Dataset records
──────────────────────────────

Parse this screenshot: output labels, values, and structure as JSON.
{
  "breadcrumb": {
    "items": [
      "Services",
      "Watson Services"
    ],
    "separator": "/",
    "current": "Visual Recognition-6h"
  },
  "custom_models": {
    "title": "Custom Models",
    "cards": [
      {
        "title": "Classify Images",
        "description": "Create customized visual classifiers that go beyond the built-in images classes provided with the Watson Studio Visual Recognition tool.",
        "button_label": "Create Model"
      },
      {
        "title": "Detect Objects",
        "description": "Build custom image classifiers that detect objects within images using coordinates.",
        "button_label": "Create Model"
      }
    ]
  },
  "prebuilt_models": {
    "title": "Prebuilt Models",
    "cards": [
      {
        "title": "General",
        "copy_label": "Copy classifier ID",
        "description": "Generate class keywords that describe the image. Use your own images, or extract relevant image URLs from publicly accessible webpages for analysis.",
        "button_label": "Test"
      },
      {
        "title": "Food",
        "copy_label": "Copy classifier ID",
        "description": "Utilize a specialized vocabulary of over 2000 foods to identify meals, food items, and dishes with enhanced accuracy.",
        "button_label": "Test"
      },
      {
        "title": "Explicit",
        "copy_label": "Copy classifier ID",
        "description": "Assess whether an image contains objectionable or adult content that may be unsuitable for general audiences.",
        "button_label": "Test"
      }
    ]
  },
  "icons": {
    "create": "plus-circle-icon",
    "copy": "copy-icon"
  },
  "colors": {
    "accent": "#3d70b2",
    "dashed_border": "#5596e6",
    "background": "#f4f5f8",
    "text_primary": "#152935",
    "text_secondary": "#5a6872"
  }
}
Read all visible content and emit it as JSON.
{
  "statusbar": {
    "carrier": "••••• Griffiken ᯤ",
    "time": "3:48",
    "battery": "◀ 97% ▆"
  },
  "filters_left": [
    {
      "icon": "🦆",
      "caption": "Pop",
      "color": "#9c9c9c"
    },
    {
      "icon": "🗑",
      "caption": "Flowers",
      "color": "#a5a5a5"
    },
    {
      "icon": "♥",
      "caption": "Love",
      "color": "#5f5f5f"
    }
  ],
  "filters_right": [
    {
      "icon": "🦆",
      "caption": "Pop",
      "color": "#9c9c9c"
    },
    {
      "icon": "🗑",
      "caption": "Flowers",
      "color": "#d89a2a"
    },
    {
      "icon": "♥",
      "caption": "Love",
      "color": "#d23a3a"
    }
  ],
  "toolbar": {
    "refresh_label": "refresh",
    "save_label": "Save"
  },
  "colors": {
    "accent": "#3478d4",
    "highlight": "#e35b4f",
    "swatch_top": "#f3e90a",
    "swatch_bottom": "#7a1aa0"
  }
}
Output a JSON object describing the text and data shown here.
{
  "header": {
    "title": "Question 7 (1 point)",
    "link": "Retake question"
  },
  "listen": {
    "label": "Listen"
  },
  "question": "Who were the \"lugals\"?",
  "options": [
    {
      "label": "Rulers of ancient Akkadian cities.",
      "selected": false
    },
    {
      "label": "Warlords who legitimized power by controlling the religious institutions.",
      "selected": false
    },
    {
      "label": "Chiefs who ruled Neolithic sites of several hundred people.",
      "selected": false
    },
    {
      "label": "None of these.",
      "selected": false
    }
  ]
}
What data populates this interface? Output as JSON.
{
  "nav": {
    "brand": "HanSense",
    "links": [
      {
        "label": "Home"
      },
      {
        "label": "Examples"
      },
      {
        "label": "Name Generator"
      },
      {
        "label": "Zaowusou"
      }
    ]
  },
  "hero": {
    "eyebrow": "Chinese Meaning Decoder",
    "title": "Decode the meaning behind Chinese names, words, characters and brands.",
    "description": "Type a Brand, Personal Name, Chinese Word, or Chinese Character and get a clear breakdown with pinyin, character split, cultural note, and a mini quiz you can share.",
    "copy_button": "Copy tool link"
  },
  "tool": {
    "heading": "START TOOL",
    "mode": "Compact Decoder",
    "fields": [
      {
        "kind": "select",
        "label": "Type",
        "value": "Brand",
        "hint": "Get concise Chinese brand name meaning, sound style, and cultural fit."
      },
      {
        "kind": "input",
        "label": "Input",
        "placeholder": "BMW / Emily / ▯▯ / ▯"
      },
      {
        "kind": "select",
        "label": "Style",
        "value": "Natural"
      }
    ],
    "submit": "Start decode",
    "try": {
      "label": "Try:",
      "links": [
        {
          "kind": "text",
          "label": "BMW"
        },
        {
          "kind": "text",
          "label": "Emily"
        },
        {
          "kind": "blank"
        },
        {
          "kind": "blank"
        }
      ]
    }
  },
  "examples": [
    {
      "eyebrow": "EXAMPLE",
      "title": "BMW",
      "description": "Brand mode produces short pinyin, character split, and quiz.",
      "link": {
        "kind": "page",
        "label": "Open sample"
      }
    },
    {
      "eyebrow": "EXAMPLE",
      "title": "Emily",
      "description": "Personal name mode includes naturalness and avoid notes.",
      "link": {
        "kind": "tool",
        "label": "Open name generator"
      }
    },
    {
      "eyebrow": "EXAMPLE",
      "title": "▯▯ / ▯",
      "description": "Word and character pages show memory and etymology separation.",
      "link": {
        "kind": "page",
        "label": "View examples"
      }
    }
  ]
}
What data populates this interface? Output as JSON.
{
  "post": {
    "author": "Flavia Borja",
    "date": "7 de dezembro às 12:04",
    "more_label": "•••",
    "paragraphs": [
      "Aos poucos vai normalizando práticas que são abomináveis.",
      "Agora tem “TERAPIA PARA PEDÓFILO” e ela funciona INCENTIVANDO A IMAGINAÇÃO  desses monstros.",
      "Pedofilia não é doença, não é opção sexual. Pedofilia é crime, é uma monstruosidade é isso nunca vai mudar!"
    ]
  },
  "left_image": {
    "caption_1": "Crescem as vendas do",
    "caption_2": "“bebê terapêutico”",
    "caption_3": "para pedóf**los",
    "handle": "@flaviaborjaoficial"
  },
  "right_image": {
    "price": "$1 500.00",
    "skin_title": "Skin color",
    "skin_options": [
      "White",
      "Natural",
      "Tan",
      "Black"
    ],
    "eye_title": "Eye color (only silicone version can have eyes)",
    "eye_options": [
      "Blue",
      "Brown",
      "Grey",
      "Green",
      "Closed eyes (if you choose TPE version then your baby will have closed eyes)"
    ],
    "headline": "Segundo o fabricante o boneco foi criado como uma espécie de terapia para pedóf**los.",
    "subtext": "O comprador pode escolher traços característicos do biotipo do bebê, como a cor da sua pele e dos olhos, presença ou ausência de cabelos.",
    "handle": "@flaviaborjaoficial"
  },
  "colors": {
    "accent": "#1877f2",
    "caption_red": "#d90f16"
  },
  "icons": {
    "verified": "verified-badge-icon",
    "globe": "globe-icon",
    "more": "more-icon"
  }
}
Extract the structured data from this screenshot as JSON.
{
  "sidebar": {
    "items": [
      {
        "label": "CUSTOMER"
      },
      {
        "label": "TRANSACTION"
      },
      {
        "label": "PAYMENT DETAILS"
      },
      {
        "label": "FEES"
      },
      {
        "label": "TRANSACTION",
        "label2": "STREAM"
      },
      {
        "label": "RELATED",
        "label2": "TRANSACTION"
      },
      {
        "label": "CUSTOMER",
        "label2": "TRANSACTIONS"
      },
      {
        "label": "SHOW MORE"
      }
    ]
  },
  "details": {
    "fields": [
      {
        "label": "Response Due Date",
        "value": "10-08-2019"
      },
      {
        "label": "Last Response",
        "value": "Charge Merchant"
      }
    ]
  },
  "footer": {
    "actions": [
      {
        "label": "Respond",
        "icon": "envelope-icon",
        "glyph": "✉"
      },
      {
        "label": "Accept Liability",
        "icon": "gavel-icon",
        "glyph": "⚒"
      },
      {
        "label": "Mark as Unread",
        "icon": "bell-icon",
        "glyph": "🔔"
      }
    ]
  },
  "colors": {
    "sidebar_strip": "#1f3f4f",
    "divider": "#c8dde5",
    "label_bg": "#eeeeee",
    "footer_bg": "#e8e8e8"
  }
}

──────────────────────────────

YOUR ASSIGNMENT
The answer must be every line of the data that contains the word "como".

ANSWER BELOW
    "headline": "Segundo o fabricante o boneco foi criado como uma espécie de terapia para pedóf**los.",
    "subtext": "O comprador pode escolher traços característicos do biotipo do bebê, como a cor da sua pele e dos olhos, presença ou ausência de cabelos.",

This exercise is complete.